→ Task goal:
Filter the records for lines holding the string "image".

Stored data
────────────────

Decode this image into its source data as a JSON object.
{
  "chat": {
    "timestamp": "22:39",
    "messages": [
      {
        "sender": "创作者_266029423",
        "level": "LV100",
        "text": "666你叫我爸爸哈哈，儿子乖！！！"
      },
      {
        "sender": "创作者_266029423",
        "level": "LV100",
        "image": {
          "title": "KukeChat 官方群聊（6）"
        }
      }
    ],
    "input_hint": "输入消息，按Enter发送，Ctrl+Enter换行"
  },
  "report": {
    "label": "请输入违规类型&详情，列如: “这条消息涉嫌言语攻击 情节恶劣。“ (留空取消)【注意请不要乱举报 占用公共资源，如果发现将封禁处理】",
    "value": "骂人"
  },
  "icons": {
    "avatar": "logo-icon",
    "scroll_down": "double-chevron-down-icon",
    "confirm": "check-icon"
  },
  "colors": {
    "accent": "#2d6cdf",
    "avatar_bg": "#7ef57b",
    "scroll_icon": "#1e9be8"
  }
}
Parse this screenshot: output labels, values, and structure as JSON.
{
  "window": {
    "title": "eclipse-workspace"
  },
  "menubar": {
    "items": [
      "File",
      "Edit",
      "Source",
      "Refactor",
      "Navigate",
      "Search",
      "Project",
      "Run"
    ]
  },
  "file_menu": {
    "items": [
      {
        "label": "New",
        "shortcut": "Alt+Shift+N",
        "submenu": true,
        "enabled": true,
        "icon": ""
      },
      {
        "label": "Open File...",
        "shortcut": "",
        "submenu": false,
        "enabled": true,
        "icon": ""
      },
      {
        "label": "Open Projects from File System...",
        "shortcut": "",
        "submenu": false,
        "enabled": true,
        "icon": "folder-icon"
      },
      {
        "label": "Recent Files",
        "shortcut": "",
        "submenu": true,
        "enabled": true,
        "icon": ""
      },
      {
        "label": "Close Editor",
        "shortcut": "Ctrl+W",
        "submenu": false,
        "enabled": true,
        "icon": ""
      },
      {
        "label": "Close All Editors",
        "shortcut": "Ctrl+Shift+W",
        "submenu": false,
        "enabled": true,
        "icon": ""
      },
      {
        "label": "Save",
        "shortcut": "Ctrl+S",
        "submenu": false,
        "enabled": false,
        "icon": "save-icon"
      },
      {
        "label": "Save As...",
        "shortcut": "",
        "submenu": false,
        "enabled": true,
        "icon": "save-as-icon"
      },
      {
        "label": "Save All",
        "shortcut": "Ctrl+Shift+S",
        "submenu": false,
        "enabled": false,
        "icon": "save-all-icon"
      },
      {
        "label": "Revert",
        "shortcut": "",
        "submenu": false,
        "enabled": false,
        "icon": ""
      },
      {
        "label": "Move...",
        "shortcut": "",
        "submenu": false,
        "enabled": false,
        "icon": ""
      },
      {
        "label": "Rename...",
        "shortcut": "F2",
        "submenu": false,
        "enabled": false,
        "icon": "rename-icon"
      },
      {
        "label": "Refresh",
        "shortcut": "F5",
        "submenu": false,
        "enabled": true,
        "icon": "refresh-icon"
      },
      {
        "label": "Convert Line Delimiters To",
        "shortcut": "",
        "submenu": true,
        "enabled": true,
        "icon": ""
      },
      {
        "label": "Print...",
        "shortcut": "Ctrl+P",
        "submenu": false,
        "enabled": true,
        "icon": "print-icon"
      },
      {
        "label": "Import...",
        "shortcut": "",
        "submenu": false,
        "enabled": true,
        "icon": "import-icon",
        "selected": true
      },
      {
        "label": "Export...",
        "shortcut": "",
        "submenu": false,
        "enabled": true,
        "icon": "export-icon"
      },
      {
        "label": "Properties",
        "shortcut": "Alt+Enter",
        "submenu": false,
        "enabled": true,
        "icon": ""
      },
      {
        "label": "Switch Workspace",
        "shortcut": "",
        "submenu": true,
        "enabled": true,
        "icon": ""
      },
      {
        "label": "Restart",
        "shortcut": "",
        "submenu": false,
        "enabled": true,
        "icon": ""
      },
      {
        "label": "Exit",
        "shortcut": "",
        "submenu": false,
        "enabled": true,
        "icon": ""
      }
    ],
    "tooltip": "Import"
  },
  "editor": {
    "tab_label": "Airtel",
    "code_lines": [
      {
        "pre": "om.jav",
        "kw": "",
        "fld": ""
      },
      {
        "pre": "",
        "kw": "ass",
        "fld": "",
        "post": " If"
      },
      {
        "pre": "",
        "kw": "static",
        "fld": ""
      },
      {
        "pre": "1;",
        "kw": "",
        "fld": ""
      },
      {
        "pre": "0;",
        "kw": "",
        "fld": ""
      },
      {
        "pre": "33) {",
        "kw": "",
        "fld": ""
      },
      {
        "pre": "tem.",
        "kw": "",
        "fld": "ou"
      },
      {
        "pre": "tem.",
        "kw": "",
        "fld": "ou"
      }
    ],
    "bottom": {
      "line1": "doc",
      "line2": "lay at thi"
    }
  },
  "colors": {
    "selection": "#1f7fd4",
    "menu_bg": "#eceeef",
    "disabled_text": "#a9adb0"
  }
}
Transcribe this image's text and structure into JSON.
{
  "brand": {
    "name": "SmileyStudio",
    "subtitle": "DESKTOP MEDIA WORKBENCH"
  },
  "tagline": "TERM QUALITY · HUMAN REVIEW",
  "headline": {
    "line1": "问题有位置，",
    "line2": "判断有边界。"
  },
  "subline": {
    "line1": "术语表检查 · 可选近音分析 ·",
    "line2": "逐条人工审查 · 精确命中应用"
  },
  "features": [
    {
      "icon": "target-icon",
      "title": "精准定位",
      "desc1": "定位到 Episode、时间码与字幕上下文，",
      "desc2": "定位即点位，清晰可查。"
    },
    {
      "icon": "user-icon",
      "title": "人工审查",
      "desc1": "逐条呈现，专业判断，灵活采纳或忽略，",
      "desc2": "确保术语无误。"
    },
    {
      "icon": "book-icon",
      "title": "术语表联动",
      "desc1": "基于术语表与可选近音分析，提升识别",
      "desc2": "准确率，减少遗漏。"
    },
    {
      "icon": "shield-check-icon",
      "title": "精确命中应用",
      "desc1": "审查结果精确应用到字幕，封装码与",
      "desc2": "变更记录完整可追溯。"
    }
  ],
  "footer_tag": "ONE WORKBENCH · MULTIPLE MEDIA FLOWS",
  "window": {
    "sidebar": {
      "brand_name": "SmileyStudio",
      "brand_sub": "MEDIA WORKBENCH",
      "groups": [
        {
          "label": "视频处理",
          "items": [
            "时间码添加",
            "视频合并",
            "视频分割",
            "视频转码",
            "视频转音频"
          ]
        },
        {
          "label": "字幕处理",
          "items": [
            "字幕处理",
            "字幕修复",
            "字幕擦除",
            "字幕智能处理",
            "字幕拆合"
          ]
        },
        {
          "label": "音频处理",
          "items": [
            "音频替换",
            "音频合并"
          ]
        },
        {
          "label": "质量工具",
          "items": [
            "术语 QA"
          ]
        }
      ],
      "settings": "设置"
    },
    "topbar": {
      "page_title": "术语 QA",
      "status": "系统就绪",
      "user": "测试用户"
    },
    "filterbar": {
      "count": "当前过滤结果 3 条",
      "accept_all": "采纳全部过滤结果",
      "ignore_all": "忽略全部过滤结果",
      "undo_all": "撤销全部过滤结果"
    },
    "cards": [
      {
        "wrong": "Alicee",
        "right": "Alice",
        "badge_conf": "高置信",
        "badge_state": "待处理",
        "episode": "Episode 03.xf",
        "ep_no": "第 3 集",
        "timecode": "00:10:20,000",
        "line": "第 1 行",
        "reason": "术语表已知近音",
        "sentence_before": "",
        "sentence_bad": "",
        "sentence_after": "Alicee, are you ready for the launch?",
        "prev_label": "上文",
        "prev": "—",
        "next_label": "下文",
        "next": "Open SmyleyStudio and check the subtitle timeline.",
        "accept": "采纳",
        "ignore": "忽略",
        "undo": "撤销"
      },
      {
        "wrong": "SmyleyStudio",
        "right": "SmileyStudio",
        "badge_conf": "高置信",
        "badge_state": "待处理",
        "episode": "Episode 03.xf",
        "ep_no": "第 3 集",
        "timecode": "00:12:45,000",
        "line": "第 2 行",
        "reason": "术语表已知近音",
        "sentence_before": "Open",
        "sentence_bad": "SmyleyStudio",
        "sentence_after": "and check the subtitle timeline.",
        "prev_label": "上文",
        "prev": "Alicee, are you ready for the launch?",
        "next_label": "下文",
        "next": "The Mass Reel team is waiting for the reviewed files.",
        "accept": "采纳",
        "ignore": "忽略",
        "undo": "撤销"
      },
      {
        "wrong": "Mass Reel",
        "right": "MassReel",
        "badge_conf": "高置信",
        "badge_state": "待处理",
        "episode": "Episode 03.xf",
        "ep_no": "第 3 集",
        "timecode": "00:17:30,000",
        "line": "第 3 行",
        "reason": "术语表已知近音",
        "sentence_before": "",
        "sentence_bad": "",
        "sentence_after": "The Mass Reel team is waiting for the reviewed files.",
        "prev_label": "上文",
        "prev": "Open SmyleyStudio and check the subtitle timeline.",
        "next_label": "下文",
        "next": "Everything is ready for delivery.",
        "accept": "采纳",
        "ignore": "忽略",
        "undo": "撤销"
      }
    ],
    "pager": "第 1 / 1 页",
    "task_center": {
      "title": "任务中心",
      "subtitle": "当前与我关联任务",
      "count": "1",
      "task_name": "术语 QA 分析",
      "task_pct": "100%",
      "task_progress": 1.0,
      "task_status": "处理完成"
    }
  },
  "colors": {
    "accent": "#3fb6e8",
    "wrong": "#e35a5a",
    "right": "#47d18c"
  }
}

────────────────

→ Solution to the problem:
Decode this image into its source data as a JSON object.
        "image": {
Transcribe this image's text and structure into JSON.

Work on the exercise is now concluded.